“In fact, we have many extra gensets that we can bring all over the Visayas but we have distributed at least one for every municipality,” he said.
Brillantes said the voting machines had also been fitted with batteries to ensure they would run for up to 12 hours in the event of a power outage.
“That’s automatic. If the power goes out, it would immediately shift to the batteries, so the machine would not stop. At least, that’s what I know,” he said.
Power failure cut through northern and central Luzon just before 2 p.m. on Wednesday, disrupting economic activity from Metro Manila and surrounding provinces to as far as Bataan, Zambales, Pangasinan, La Union, Ilocos Sur and Ilocos Norte.
Six plants down
Petilla told a press briefing that failure started with the tripping of a power plant in Batangas.
The tripping spread to four other power plants, downing the transmission lines operated by the NGCP.
Petilla said the outage affected 3,700 megawatts, representing 45 percent of Luzon’s total peak electricity requirements.
Luzon’s total power demand stood at roughly 8,000 MW on Wednesday.
Petilla identified the crippled power plants as the Sual coal-fired plant in Pangasinan, owned by Japanese-led Team Energy and managed by the energy arm of San Miguel Corp; Korea Electric Power Corp’s Ilijan gas-fired plant, also managed by San Miguel; First Gen Corp.’s Sta. Rita and San Lorenzo natural gas plants; and the Quezon Power Philippines Ltd. plant, majority-owned by Thailand’s Electricity Generating Co.
Speaking at a news conference early Wednesday night, Seludo said six power plants in all conked out—the five named by Petilla earlier and the Calaca coal-fired plant in Batangas.
He said the outage was initially triggered by a tripping at the Biñan-Calaca transmission line.

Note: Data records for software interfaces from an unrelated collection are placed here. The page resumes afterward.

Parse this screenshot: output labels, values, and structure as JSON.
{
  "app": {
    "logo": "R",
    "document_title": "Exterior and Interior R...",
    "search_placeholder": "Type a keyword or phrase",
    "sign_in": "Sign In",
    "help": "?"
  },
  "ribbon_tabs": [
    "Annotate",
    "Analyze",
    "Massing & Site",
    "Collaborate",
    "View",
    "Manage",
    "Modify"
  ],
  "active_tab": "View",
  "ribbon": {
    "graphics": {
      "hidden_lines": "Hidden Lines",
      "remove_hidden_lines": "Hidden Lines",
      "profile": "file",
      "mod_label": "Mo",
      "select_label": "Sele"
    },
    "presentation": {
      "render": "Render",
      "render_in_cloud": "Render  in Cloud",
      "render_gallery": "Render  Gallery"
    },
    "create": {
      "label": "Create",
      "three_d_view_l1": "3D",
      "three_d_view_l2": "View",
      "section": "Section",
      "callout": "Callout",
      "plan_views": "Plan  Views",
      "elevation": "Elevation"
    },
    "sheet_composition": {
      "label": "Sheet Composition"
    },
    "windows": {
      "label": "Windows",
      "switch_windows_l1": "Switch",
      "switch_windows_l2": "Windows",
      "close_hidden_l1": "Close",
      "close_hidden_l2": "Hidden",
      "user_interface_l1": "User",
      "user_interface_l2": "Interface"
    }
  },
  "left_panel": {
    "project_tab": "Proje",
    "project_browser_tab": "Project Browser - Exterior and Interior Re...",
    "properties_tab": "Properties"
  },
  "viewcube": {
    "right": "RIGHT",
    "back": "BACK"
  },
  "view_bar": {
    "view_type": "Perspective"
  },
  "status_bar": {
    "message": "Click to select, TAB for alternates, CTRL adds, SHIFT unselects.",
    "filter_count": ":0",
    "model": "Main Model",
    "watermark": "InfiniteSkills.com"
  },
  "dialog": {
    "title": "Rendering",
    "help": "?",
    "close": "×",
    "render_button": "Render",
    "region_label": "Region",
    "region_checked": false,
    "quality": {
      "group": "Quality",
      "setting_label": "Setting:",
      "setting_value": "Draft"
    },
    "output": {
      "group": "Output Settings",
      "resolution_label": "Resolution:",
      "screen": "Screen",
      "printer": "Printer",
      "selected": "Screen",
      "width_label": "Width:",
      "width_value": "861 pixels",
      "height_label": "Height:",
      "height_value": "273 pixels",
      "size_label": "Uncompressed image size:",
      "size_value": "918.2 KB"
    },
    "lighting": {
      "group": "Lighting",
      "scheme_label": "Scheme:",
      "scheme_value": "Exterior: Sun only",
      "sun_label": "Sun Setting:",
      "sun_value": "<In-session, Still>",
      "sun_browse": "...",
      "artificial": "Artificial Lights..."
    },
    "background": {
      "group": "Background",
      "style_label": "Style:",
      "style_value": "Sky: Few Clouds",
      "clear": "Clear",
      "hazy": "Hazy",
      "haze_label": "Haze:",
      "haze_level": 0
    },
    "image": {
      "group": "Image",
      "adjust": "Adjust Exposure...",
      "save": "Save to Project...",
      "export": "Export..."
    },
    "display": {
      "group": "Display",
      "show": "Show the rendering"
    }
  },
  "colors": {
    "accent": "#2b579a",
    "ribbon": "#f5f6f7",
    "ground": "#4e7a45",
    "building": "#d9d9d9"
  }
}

But the real cause had yet to be determined because the plant had been found to be “clear and OK,” he said.
NGCP spokesperson Cynthia Alabanza said the transmission operator found no “physical obstruction, technical glitch and hacking.”
The fault could be “beyond the Biñan-Laguna line,” she said.
Petilla ruled out “sabotage,” saying there was no indication that the outage was an “election-related event.”
He said the outage began with tripping at the Ilijan plant and spread to other plants that supplied power to the Luzon grid.
The NGCP said the areas hit by the outage were Laoag City and the towns of San Nicolas, Currimao, Badoc, Pinili, Paoay and parts of Batac City in Ilocos Norte; Ilocos Sur and Abra; La Union, except the La Union Electric Cooperative-Naguilian franchise area; and Pangasinan, except the western areas of the province.
Sections of Pampanga, including the City of San Fernando, lost power at 3:30 p.m., although the power supply was restored 30 minutes later.
The towns of Arayat, Mexico, Sta. Ana, and Candaba, which were served by the Pampanga Electric Cooperative 1, also lost power.
Baguio City escaped an outage because the Baguio Electric Cooperative resorted to load shedding, or engineering a power shutdown in selected sections of its system to prevent a total shutdown.
Putting a positive spin to the event, Petilla said that since the problem was in the transmission lines, it would be easier to restore power, as repairing transmission lines took only hours, compared to repairing power plants, which took weeks or months.
As of 7 Wednesday night, three plants—Sta. Rita, San Lorenzo and Ilijan—had gone back on line, restoring power to 77 percent of Luzon and enabling the Manila Electric Co. to fill the demand from 89 percent of its 5.1 million customers in Metro Manila and surrounding areas, the NGCP said.
“This is the first time that something of this magnitude happened, a first for NGCP and even for National Transmission Corp.,” Alabanza said.
Petilla said a repetition was unlikely.
“[Six] power plants bogging down [at the same time] is extremely unlikely and it did not happen today, because it was the lines that caused the brownouts, not the power plants,” he said.—With reports from Michael Lim Ubac, Amy R. Remo and Christian Esguerra in Manila; Cristina Arzadon, Gabriel Cardinoza and Yolanda Sotelo, Inquirer Northern Luzon; and Tonette Orejas, Robert Gonzaga, Greg Refraccion, Anselmo Roque and Jo Martinez-Clemente, Inquirer Central Luzon